This paper shows competitive interactions of a two-stage R&D input competition duopoly game model with bounded rational strategy and asymmetric spillovers by a nonlinear dynamic game model and numerical simulations. Under certain conditions, oscillatory and chaos behaviors can occur. While the model describes the system for cost reduction, this structure can be generally applied to other microeconomic relationships shape competitive decisions for manufacturing.

Nash equilibrium region and local stable conditions are derived. The effects of input adjustment speed, demand elasticity, product substitution elasticity, variable cost, and technology spillover level on system dynamic features are shown by numerical simulations, that is, bifurcation diagrams, largest Lyapunov exponents, strange attractors, phase diagrams, and sensitive analysis on initial conditions. When the input adjust speed is too large, demand elasticity, variable cost, and too small product substitution elasticity may cause the system to become chaotic following the period doubling bifurcation route. Manufacturers can raise demand elasticity, decrease product substitution, reduce variable cost, and increase technology spillovers of their rivals to enhance competitiveness. The derived results provide some theoretical implications for manufacturers about R&D activities input and output decisions in real economic markets.

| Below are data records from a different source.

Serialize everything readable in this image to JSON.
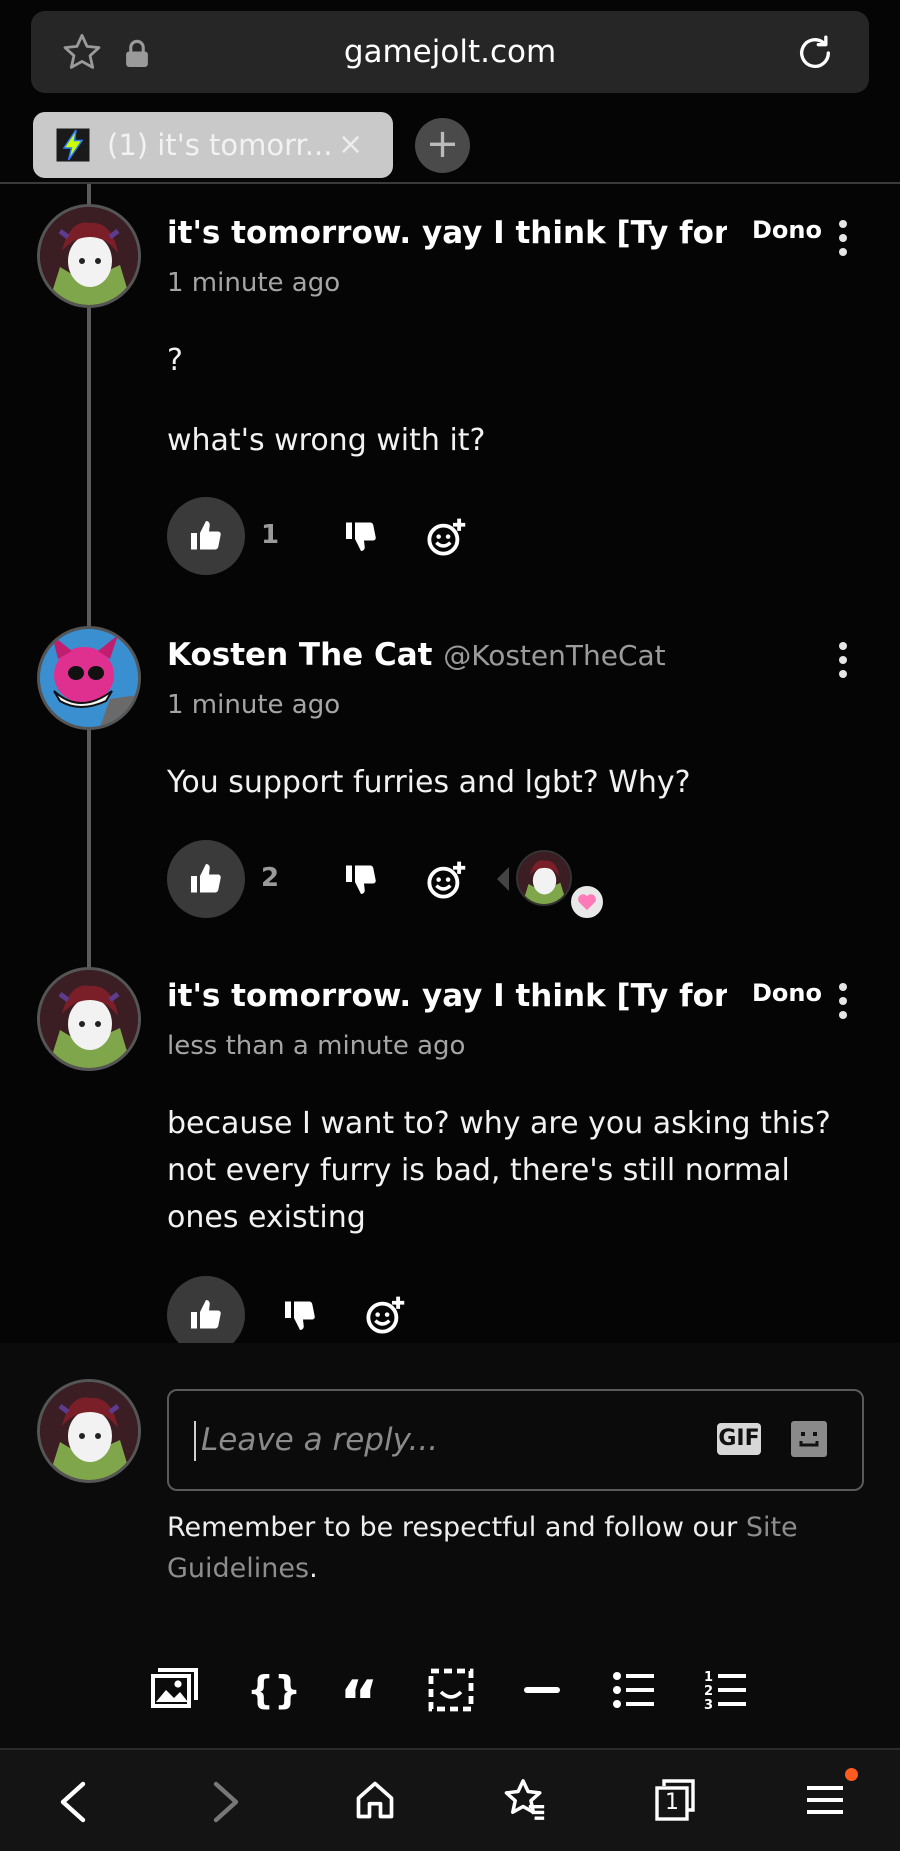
{
  "browser": {
    "url": "gamejolt.com",
    "tab_title": "(1) it's tomorr...",
    "tab_close": "×",
    "new_tab": "+"
  },
  "comments": [
    {
      "author": "it's tomorrow. yay I think [Ty for e...",
      "badge": "Dono",
      "time": "1 minute ago",
      "lines": [
        "?",
        "what's wrong with it?"
      ],
      "likes": "1"
    },
    {
      "author": "Kosten The Cat",
      "handle": "@KostenTheCat",
      "time": "1 minute ago",
      "lines": [
        "You support furries and lgbt? Why?"
      ],
      "likes": "2"
    },
    {
      "author": "it's tomorrow. yay I think [Ty for e...",
      "badge": "Dono",
      "time": "less than a minute ago",
      "lines": [
        "because I want to? why are you asking this? not every furry is bad, there's still normal ones existing"
      ]
    }
  ],
  "reply": {
    "placeholder": "Leave a reply...",
    "gif_label": "GIF",
    "guidelines_prefix": "Remember to be respectful and follow our ",
    "guidelines_link": "Site Guidelines",
    "guidelines_suffix": "."
  },
  "toolbar": [
    "image-icon",
    "code-icon",
    "quote-icon",
    "spoiler-icon",
    "hr-icon",
    "bullet-list-icon",
    "numbered-list-icon"
  ],
  "bottom_nav": {
    "tab_count": "1",
    "notification_color": "#ff5a1f"
  },
  "colors": {
    "background": "#050505",
    "like_heart": "#ff7ab8"
  }
}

Chaos causes significant problems for manufacturers to forecast the market and formulate decision plans. Chaotic systems can be returned to the Nash equilibrium point and complex system behaviors can be eliminated by the straight line stabilization method.

Conflicts of Interest

The authors declare that they have no conflicts of interest.


Thanks are due to Professor Ma Junhai for his guidance and advice. The research was supported by the National Natural Science Foundation of China (Grant no. 61273231).